Programs to screen for lead poisoning focus on finding children or adults who are
likely to be exposed to lead. These programs, developed by the U.S. Centers for
Disease Control and Prevention (CDC), advise local and state agencies to
determine which geographic areas are the most likely to be at risk for lead
exposure. Age of housing is an important factor in determining risk, because
older homes tend to have
lead-based paint. If lead exposure is likely, then
blood tests for infants and young children will be recommended to measure blood
Talk to your child's doctor about whether your child
is at risk. During a routine health exam, the risk for lead exposure can be

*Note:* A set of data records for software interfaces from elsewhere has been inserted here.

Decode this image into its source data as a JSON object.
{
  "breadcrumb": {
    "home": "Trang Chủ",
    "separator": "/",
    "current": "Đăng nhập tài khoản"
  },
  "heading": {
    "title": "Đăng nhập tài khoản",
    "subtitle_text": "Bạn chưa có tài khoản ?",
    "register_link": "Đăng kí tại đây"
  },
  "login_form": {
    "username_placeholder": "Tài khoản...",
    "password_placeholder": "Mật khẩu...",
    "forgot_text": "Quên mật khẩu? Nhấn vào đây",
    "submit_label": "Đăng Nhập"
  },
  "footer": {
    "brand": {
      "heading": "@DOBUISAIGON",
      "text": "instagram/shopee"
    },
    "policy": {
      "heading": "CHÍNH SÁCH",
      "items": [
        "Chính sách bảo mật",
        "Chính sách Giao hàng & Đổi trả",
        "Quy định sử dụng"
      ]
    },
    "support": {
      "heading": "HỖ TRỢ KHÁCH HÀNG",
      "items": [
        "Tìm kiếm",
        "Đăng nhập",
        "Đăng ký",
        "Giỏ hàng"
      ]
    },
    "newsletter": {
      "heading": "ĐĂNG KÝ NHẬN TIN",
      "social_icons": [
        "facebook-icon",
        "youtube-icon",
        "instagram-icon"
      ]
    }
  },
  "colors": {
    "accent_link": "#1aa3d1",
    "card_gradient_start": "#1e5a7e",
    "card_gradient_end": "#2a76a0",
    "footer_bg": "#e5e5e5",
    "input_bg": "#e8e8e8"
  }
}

evaluated by answering questions about family members' living and working
conditions. The doctor may then decide whether blood lead levels should be
Many day cares and preschools in the U.S. have prominently posted signs

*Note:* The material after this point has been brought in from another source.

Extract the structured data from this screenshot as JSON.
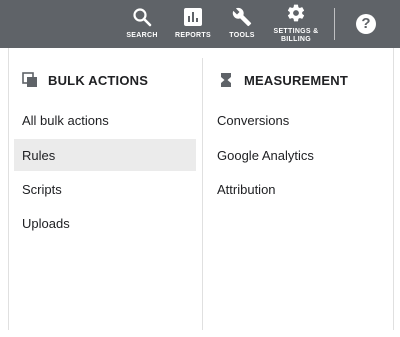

asking parents not to pack food for their kids containing peanuts, because so
many children are allergic. It seems like special dietary needs are an

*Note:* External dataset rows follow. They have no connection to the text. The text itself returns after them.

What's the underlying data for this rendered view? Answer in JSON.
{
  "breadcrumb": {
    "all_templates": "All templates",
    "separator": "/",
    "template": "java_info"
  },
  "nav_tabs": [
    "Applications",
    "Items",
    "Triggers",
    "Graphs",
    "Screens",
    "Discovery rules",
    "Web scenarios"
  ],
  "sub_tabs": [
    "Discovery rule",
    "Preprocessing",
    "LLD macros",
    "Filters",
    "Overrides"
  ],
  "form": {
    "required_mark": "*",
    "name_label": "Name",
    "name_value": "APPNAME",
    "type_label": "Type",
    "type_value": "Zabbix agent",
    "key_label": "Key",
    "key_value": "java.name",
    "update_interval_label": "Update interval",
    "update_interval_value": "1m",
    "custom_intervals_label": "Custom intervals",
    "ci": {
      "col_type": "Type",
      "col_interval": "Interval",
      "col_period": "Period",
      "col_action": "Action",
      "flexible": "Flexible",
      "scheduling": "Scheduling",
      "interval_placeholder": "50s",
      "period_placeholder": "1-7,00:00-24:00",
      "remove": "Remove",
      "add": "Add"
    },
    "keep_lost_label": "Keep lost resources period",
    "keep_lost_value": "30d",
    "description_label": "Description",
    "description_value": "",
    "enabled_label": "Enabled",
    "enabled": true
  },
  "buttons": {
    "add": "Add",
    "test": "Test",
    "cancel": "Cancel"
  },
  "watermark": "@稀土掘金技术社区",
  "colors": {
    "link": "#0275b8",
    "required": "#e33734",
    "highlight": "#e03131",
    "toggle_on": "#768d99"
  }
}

Food allergies affect as many as 8% of children in the U.S., leaving a
challenge for parents: What can you pack for lunch? How can you be sure your
kids don't trade snacks with a friend? How should you handle occasions like
To find answers...
The U.S. Occupational Health and Safety
Administration (OSHA) requires companies to test the blood of employees who
work with lead. OSHA sets industry standards to protect workers.
Adults who do not work with lead usually are not tested for
lead poisoning. If you are pregnant or trying to
become pregnant, you may want to ask
your doctor about your risk for lead poisoning. A pregnant woman who is exposed to lead can pass it to her baby (fetus). Lead can also be
passed to a baby through the mother's breast milk. The U.S. Preventive Services
(USPSTF) does not recommend routine testing of blood
lead levels in pregnant women who don't have symptoms.1
Children should be checked, no matter what
their age, if they have been exposed to lead or if they have symptoms that
could be caused by lead poisoning.
If the answers to the following
questions are "yes" or "I don't know," a
lead test may need to be done.
Does your child live in or regularly visit a
house or building that was built before 1978? This question could apply to a
facility such as a home day care center or the home of a babysitter or
Does your child have a sibling or playmate who now has
or has had lead poisoning?
Does your child live in or regularly
visit a house built before 1978 that has recently been (within the last 6
months) or is currently being renovated or remodeled?